To explain the origin of life, scientists seek to explain the origin of its components. The three most important of these are RNA, DNA, and proteins. Just about all life today uses DNA to encode its genetic information. The only exception are viruses that use a single-stranded version of DNA, known as RNA. The rest of us have RNA in our cells as well, but it carries out other functions. Some RNA molecules are copies of genes that our cells use as templates to build proteins; others can silence genes or act as sensors or help to build proteins. As I wrote in an essay published in Science in January, this sort of evidence has led a number of researchers to argue that life as we know it, with DNA, RNA, and proteins, started out with just RNA. In the so-called RNA world, this versatile molecule acted both like DNA (storing genetic information) and proteins (carrying out chemical reactions, such as building new RNA molecules). It's a big hypothesis, and certainly not simple to test.
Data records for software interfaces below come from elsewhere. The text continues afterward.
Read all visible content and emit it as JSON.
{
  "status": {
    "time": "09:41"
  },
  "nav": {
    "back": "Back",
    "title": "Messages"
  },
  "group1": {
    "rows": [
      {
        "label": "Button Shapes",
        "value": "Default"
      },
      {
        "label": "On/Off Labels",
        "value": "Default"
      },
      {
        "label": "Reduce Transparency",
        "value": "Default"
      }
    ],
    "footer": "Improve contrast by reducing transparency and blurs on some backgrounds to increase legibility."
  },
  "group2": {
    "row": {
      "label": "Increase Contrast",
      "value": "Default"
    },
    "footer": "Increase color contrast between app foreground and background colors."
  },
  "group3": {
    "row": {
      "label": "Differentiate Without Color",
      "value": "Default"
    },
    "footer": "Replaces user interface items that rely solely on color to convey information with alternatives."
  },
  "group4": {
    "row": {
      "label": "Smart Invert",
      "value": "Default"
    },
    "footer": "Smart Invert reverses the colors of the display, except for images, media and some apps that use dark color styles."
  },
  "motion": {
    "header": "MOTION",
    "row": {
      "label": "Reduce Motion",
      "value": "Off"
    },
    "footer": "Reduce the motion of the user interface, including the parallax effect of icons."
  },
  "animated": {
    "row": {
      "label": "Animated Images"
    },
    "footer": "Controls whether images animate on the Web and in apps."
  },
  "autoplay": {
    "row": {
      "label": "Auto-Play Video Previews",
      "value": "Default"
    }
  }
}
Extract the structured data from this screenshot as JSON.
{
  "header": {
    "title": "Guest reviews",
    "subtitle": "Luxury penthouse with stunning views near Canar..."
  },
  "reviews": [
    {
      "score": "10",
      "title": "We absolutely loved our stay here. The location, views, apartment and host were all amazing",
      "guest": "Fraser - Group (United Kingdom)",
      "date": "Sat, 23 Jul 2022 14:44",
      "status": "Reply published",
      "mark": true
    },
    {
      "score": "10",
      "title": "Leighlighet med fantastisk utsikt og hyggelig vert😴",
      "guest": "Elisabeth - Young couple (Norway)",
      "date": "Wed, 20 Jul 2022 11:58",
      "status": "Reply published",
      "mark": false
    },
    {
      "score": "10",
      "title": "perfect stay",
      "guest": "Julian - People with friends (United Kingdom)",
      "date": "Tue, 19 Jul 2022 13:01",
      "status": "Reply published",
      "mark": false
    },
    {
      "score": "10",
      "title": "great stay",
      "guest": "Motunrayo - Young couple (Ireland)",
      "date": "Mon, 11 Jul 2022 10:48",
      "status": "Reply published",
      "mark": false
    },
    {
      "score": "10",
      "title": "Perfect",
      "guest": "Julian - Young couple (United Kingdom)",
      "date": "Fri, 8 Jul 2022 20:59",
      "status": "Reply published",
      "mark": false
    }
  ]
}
No one has discovered any truly free-living RNA-based organisms, and so if the RNA World did exist once, its inhabitants may have been driven extinct when some of them gave rise to DNA-based life. And there's another big question: if there was RNA-based life, where did the RNA come from? One possibility is that the raw ingredients on the early, lifeless Earth reacted with each other and produced RNA. For 40 years, scientists have been investigating the chemistry of those ingredients--stuff like formaldehyde and cyanide--to see if they could indeed combine into the first biological molecules. It's been quite a struggle--but it turns out that it was a struggle the scientists brought upon themselves. They tried to make RNA the obvious way, but nature doesn't care what we consider obvious. RNA is a word-like molecule, with four different letters that can be combined into a vast variety of strings. Each letter is called a ribonucleotide. It has two parts. One part lets the ribonucleotide bind to the ribonucleotides on either side, to form a backbone. It's made of phosphate and a sugar called ribose. The other part is the nucleobase, which comes in four different forms and encodes genetic information.
So it seemed obvious that if indeed RNA emerged on the early Earth, its two parts must have emerged first. Scientists discovered reactions that suggested that nucleobases can indeed form from prebiotic molecules, as can the riboose-phosphate backbone. But when it came time to join together the two parts, the scientists hit a wall. The two molecules just don't like each other much. Their dislike of each other led some scientists to look into the possibility that life did not start out with RNA, but with another molecule that doesn't exist anywhere on Earth today. Later, RNA replaced that mystery molecule, and then later still DNA and protein evolved. But as I explained in my Science essay, University of Manchester John Sutherland thought it was too soon to rule out the possibility that life had started out with RNA. He began to look for other routes from prebiotic chemistry to RNA besides the obvious one. Today, in Nature, he and his colleagues report that they found it. In their paper, they published a kind of chemical road map that sums up what they did. Don't be put off--I'll explain the lay of the land below.
The blue arrows represent the obvious route to RNA, going from prebiotic compounds (marked here by 7,8, and 10) to nucleobases (3) and ribose (4). And the big red X shows the point at which this route fails. Sutherland and his colleagues started with the same ingredients, but cooked them in a different recipe, marked in green. Instead of trying to build the two parts independently, the scientists instead built a single molecule that had more and more components of the two parts already in place. They used just four reactions, all of which worked efficiently, to get one of the four ribonucleotides, known as cytidine. At the end of the process, the scientists zapped the mix with ultraviolet light (something that would be easy to come by on the early Earth, unprotected by an ozone layer). They eliminated some of the unwanted side products and turned some of the cytidine into another unit of RNA, known as uracil. In an accompany commentary, Jack Szostak of Harvard calls this experiment a "tour de fource." Of course, it doesn't answer all the questions about the RNA World--for starters, scientists still have to synthesize the other two letters in RNA's alphabet. But it does show how careful scientists must be not to declare things impossible. Sometimes they just need to redraw the map. Sources:
Powner et al, "Synthesis of activated pyrimidine ribonucleotides in prebiotically plausible conditions," Nature 2009, 459:239 doi:10.1038/nature08013
Jack Szostak, "Systems chemistry on early Earth," Nature 2009, 459:171